PORTLAND, Ore. -- A century-old, dilapidated warehouse under the Fremont Bridge has burned to the ground with boats, RVs, trucks and tools inside.
Portland fire investigators believe homeless people could have started the fire, possibly with a cooking or warming fire underneath pilings that support the building over the Willamette River.
Photos: Warehouse fire under the Fremont Bridge
The smoke from the fire, at 1300 North River Street, shut down the bridge for several hours. Crews called for more backup and resources with second and third alarms.
When this started Sunday night just before 10 p.m., firefighters were helping to pull as many vehicles out of the building as they could.
Mike Worley's boat was near the front and was pulled out in the nick of time.
"It was really devastating. For people who own boats, I'm sure they can all agree, boats are like a family member and to lose one... it's emotional," said Worley as he broke into tears.
This was almost a tragic deja vu for the Portland man. Worley lost his first boat in the $24-million Sundance Marina Fire on Hayden Island in February 2016. He can't believe it almost happened again.
"I just thought maybe for some reason I'm just not supposed to be a boat owner."
Rob Fitch was not as lucky.
"If my truck hadn't had a dead battery, they tried to move it but couldn't start it," he said while staring at the smoldering remnants of his storage facility for the past eight years. He said he didn't have insurance and lost his work truck with all the supplies for his staging and event business, and his antique, mahogany boat.
"Her name is Nadine, and she is definitely gone, definitely gone," Fitch said crying.
His friends have set up a GoFundMe page to help get his business back on track.
A Department of Environmental Quality assessment of the site showed that asbestos was found in the rubble after the fire. But it is unlikely to pose any significant health risks, said DEQ spokeswoman Jennifer Flynt. DEQ will work with the U.S. Coast Guard and the Environmental Protection Agency on a cleanup response.
In 2014, KGW toured this warehouse, showing the holes in the floor, the west wall that had fallen into the river, which sparked environmental concerns, and the huge metal sign outside with U, marking it unsafe. According to property records, the site is worth $1 million. But with it's unsafe status, inspectors say it's hard to keep an insurance policy on the property. It also means when firefighters get dispatched to a fire at an unsafe building, that label is marked on their computers and they will not make entry inside because of the danger of structural collapse.
No one was inside the storage warehouse when this fire happened, so firefighters took a defensive position, only fighting it from the outside.
KGW watched as investigators interviewed two transients, one with visible soot on his face, who officials said had been staying under the building's dangerous pilings by the shoreline.
So far, those transients are not in custody, only questioned. The Red Cross is helping them and two other people with a place to stay and supplies.

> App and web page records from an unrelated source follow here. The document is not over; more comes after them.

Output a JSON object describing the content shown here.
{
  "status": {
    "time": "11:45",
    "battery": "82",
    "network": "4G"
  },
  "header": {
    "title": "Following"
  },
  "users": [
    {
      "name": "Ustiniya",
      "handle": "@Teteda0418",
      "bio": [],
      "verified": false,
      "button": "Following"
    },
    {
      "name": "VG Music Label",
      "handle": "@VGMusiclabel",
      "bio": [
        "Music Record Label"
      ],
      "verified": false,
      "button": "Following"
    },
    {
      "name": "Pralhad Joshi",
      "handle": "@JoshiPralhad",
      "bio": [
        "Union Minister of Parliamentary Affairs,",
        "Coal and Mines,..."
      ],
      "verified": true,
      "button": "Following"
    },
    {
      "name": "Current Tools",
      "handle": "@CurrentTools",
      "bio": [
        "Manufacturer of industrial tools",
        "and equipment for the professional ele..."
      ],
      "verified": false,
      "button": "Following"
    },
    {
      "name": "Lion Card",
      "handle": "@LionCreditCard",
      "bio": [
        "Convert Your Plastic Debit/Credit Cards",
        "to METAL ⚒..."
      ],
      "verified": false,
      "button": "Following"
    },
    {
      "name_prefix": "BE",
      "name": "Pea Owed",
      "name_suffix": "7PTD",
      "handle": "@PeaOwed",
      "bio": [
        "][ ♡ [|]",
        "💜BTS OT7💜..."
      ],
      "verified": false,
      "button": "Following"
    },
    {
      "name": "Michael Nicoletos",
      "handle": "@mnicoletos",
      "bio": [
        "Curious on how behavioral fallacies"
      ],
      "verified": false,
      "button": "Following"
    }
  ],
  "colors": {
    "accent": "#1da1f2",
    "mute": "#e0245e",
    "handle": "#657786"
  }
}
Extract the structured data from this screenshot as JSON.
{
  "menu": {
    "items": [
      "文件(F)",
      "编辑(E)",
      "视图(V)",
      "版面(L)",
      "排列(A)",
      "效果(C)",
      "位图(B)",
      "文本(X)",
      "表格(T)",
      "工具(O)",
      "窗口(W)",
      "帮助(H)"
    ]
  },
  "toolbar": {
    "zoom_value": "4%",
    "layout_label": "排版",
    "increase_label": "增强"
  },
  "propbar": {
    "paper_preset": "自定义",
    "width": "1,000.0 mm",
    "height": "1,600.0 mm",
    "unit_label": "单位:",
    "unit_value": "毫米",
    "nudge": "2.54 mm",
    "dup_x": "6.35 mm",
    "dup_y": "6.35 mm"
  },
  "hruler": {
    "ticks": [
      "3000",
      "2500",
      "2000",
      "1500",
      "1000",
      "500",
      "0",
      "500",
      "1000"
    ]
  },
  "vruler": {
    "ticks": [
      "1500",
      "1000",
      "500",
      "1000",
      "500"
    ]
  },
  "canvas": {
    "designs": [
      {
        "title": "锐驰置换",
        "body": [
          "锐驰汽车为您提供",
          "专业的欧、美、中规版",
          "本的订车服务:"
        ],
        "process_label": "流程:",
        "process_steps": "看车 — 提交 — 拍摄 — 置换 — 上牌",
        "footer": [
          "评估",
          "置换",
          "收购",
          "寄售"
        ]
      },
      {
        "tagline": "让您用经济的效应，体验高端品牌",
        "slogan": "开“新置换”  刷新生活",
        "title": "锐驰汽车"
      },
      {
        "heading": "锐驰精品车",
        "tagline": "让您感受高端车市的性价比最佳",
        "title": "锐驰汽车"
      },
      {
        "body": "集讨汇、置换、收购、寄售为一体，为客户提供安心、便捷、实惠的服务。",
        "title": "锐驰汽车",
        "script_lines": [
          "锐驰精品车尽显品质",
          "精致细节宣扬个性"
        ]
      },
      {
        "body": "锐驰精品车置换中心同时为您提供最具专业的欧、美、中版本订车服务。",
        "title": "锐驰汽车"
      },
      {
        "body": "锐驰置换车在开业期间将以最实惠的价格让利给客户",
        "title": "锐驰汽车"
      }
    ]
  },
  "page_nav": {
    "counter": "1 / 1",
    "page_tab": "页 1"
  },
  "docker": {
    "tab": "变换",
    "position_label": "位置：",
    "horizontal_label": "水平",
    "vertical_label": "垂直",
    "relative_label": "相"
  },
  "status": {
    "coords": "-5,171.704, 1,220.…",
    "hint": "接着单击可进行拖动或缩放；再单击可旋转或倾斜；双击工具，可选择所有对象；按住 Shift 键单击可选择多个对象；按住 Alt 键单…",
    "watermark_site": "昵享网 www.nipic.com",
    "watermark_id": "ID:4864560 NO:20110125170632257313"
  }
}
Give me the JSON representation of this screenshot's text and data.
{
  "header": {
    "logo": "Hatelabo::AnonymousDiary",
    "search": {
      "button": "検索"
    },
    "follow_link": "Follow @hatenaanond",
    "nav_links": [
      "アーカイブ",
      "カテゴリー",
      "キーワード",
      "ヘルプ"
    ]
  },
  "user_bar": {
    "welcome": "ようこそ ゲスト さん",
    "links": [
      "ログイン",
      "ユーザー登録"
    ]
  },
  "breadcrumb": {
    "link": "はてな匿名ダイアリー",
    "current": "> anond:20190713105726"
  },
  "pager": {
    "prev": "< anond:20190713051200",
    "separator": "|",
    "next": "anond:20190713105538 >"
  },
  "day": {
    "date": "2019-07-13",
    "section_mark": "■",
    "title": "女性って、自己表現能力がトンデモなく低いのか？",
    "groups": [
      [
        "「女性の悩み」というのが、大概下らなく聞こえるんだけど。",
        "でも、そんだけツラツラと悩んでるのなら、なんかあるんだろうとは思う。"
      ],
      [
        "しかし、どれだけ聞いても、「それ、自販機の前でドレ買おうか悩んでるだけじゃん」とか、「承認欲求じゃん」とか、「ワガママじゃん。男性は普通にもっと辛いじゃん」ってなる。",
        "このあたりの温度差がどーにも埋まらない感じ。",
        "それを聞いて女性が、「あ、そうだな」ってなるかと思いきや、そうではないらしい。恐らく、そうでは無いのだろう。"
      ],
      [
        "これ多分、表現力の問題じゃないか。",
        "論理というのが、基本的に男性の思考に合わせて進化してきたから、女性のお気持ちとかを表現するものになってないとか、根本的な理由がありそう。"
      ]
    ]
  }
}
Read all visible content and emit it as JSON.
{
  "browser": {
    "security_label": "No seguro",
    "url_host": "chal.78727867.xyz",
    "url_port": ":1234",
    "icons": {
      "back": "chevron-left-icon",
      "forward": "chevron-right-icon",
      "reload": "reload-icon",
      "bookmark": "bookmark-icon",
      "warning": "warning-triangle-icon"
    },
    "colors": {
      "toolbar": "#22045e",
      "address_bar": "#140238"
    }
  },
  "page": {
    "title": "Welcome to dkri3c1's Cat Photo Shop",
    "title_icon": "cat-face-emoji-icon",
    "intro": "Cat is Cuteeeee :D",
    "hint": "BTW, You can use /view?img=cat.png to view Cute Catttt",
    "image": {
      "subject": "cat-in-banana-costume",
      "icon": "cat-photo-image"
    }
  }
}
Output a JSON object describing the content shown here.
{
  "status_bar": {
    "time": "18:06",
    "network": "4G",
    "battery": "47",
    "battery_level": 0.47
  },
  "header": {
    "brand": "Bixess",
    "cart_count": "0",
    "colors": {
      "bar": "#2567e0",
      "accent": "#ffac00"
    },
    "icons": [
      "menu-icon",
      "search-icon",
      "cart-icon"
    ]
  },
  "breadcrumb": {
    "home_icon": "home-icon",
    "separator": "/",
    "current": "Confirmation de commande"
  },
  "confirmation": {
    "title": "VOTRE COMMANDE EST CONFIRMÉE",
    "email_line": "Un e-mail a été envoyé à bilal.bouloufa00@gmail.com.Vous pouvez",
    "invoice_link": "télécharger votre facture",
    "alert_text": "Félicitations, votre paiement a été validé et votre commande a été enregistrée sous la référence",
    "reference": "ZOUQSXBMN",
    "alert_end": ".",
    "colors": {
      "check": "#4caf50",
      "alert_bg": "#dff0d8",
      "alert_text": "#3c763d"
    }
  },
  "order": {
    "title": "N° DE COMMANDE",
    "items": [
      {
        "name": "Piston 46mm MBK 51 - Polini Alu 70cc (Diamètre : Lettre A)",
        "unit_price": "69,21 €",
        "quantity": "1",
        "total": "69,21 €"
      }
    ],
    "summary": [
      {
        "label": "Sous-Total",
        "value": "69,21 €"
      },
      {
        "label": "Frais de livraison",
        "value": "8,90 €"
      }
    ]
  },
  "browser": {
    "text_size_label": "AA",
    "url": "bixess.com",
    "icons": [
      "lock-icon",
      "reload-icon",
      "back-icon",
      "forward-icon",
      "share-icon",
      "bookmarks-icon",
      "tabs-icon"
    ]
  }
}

Crime Stoppers and Portland Fire and Rescue are asking for the public's help finding investigative leads in the case. A cash reward of up to $1,000 is available for any tip that leads to an arrest. Call 503-823-HELP (4357) or submit a tip online here.